Often, wars are the result of escalations for which the responsibility is shared, at least in part. This fact may only be accepted after decades of research, when the propaganda has died down. Germany was long held solely responsible for the First World War: it had fuelled an arms race, encouraged Austria-Hungary to attack Serbia after the assassination at Sarajevo and invaded Belgium… Yet today, no one denies that imperial Russia bears some responsibility, not least for having encouraged Serbian nationalism. As does France, which was especially ready for a confrontation as a large part of its political elite wanted revenge for the defeat of 1870 and the loss of Alsace-Lorraine. Germany ‘lit the fuse’ but it ‘did not fill the powder keg on its own’, as historian Gerd Krumeich puts it (4).

A similar situation exists in most conflicts. ‘Today we can all agree that principal responsibility for the war in Ukraine lies with the Russian government, which invaded Ukraine,’ writes political scientist Anatol Lieven. ‘But will historians of the future attribute sole responsibility to Russia, and exonerate the US and NATO member governments of all blame for trying to integrate Ukraine with the West, and thus threatening what both Russians and a long row of Western experts (including the present head of the CIA, William Burns) warned were seen in Moscow as vital Russian interests? (5)’ Not if they care about the truth…

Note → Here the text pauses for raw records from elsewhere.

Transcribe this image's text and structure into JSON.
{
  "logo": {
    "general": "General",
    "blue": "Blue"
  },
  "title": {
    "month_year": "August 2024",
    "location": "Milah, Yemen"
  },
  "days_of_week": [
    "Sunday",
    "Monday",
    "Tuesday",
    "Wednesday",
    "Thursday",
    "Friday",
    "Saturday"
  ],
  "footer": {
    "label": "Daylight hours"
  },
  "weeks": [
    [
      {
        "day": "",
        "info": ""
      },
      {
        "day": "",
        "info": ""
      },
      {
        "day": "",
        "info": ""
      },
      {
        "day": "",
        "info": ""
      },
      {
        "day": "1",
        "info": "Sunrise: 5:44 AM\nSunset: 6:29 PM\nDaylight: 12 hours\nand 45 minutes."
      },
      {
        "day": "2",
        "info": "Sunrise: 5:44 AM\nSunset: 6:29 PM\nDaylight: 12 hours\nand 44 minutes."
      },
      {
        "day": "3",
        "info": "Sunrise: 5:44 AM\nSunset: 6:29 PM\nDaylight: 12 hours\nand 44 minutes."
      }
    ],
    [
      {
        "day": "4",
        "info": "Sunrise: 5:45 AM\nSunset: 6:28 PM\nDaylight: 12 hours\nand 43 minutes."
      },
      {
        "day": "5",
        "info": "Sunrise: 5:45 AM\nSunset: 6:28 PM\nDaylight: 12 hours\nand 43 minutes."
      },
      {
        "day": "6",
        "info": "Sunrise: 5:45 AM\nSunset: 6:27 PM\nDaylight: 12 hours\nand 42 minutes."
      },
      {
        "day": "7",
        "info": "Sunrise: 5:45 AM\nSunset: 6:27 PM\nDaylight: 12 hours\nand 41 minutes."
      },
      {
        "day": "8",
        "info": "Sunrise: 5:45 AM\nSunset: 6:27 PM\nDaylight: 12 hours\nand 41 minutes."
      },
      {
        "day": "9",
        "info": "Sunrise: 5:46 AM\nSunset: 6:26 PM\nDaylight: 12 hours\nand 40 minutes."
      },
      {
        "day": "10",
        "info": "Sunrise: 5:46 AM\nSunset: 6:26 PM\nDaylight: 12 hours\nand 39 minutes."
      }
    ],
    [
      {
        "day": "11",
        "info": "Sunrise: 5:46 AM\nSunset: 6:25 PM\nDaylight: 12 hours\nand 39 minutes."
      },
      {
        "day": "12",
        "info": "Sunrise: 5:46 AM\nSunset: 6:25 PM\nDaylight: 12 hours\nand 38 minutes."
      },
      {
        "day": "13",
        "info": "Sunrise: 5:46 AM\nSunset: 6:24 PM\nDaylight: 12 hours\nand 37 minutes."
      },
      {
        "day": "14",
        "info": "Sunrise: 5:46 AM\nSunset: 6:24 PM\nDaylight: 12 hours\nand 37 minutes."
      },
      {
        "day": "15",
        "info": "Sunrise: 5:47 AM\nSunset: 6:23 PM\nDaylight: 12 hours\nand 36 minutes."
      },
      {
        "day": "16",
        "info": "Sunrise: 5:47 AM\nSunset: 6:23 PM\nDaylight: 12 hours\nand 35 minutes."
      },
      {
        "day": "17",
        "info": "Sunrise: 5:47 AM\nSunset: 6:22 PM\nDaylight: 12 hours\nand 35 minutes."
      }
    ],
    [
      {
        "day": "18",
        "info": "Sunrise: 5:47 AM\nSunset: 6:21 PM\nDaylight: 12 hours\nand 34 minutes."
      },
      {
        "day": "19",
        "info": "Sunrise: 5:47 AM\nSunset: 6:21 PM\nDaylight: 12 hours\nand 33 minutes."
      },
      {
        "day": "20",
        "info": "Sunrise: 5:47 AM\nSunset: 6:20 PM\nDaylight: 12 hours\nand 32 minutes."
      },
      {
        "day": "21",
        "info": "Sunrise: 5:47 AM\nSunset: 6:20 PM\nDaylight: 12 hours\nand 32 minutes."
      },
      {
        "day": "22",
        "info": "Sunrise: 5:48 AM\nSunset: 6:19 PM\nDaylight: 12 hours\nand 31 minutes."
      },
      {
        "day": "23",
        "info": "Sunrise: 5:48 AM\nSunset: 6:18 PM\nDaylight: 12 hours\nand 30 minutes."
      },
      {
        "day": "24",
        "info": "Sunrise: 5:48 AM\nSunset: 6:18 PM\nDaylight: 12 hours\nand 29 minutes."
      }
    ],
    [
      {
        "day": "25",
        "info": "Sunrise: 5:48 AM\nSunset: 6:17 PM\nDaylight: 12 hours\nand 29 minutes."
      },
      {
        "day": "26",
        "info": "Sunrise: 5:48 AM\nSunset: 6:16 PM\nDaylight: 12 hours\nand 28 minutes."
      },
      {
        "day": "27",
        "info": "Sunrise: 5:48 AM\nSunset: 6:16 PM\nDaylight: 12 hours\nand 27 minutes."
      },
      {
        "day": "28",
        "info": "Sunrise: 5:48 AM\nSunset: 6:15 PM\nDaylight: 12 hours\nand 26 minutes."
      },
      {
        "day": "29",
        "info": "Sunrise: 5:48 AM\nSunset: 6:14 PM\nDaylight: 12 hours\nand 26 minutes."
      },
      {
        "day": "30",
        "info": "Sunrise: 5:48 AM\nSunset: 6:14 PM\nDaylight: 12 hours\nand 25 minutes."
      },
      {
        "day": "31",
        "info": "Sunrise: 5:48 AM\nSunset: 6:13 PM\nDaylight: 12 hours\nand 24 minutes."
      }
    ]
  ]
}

Most of the time, wars do not end with one side being annihilated. That may be what the belligerents want but, having failed to achieve it, they eventually settle for compromise, drop some of their demands and sign unstable peace deals, to the frustration of all parties. The quest for total victory can sometimes lead to strategic dead ends when one side, heady from its initial successes, tries to press home its advantage until it meets resistance. The US, for example, embarked on the Korean War in 1950 to stop the advance of North Korean troops and drive them back above the 38th parallel.

Having achieved this with ease, they next envisaged reunification under US auspices. General MacArthur’s soldiers advanced north, crossing the demarcation line and coming close to the Chinese border. This roused Beijing, which sent 1.5 million volunteers into the field. A few weeks later, the communists retook Seoul, and the conflict became bogged down for two years, eventually reverting to the pre-war status quo. The same return to square one also characterized the Indo-Pakistani war of 1965 and the Iran-Iraq war, which resulted in eight years of fighting, a million dead and no victor.

Zelensky has seen the Russian army’s weaknesses and, with the support of Western leaders, expanded his ambitions. In chorus with Joe Biden, for whom the ‘future of freedom’ is at stake, he now speaks only of total victory. With the failure of his counteroffensive in the Donbas, Ukraine has realized it won’t easily retake this region, let alone Crimea, without a deployment of European and US troops that would plunge the whole planet into the unknown. Sooner or later, Kyiv and Moscow will have to agree to negotiate. Other states could encourage them to do so, rather than fuelling the fire – a fire that will burn for years and cost tens of thousands more lives.

Translated by George Miller.

This first appeared in Le Monde-Diplomatique.

Benoît Bréville is deputy editor of Le Monde diplomatique.